Now, firstly, it’s important to note that in the adjudicator’s office, the ability to bring an action against an individual lot owner for nuisance communication can arrive in a couple of ways, and that is either enforcement of a bylaws.
So for example, in Tank Tower, there was a bylaw in there that said that if there was any nuisance communication, then they would essentially be in breach. Now, the body corporate relied upon that bylaw to actually commence an action.
But in that case, the Commissioner also considered the Section 167 of the Body Corporate and Community Management Act in relation to nuisance. Now, the application of that specific section is quite narrow, it basically says that if a lot owner causes nuisance or interferes unreasonably with the use or enjoyment of another lot included in the scheme, or if that nuisance communication was within or lawfully on common property, then they would be found in breach of the legislation.
However, what happens if this communication isn’t occurring in the lot property or common property, but rather, let’s say, an investor from overseas who’s got a property in the scheme. Well, their communication isn’t technically within the scheme, but it is directly related to it.

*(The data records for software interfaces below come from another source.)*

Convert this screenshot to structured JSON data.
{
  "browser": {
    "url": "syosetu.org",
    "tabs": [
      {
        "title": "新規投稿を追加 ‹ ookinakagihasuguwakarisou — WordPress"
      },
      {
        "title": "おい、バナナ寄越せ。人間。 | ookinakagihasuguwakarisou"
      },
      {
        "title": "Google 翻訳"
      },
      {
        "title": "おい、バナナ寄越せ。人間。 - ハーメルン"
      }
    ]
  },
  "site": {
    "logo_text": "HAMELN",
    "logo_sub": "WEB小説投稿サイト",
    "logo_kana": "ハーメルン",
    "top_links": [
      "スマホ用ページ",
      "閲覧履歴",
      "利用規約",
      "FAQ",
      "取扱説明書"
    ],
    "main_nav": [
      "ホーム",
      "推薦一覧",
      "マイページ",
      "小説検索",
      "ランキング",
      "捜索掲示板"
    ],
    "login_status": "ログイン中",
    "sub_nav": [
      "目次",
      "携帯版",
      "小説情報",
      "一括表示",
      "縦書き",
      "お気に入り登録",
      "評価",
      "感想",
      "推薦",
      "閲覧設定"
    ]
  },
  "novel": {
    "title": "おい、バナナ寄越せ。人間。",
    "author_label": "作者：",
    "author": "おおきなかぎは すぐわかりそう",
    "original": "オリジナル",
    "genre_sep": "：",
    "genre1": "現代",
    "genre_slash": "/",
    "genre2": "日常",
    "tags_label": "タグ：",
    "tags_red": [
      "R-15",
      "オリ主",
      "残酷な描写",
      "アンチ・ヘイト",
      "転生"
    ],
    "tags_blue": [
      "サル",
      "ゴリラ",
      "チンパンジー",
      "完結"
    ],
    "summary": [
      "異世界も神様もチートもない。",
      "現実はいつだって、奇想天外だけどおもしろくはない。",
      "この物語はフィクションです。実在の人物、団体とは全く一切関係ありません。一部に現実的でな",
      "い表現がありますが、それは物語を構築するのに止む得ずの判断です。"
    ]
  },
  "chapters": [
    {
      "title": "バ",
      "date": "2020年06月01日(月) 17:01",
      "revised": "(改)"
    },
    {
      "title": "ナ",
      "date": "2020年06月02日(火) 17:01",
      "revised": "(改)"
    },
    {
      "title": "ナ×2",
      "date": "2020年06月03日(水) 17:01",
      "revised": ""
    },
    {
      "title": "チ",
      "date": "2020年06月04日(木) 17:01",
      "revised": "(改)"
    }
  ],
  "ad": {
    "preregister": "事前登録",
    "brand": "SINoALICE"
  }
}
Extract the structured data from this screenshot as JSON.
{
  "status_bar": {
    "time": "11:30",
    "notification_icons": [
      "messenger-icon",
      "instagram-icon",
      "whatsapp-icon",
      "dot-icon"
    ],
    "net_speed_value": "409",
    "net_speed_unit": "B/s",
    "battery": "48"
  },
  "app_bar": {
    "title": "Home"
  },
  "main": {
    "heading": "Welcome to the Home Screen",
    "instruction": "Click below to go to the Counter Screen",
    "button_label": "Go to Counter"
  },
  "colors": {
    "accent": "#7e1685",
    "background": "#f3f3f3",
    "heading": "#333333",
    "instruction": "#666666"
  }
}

So in Tank Tower specifically, there was an issue in relation to whether or not that section actually applied. Now, this is where Deagon Village, the new case handed down by the Commissioner’s office is quite important because in Deagon Village, this was a case where there was no body corporate bylaw relating to nuisance.
So essentially the body corporate had to rely upon the provision of Section 167 of the Body Corporate Community Management Act in order to bring an action, and given the communication in that case was between a lotter and who was off site and also a caretaker, well, there was some question about the actual enforceability of that section of the act.
Nevertheless, it’s important that I identify it to you that this case was quite successful because even though the Section 167 wasn’t necessarily applicable in this situation and there was no bylaw, the adjudicator still found that number one, nuisance had occurred, and number two, that to ensure that the resources of the body corporate were being used in a way that would achieve the overall objectives of the legislation.
Then they actually found that restrictions should be imposed upon that lot owner, and these restrictions included things like the minimum word count on an email when communication can be made to the body corporate or their representative and the like, so Deagon Village is a really important authority which can really help us assist our body corporate managers and volunteer lot owners if they come into this situation.
Now, we don’t like going into adjudication if we can avoid it. So here are a couple of tips that can help you in ensuring that you avoid having to go to adjudication, but you can still deal with these nuisance lot owners.
So number one, we would recommend that if it’s not already included in your community management statement, just update your bylaws to include a nuisance bylaw, it just makes the process a lot easier. Number two is implement a communication policy within the body corporate.
If you circulate this communication policy, it’s going to give your lot owners an understanding of how you wish to communicate and what is acceptable or not.
That’s also going to assist us in any future adjudication if we need to go down that step, and of course, in the worst case scenarios, there is an option there by virtue of Deagon Village, that if you do need to take steps further, then you can seek some orders that are made in the adjudicator’s office, the Commissioner’s office.
So there’s a couple of tips to help you with dealing with these lot owners. If you have any questions at all about how to deal with nuisance lot owners, or you would like some assistance with drafting motions or amending bylaws, then we’ll be more than happy to assist you with that process.
I hope you have a wonderful day.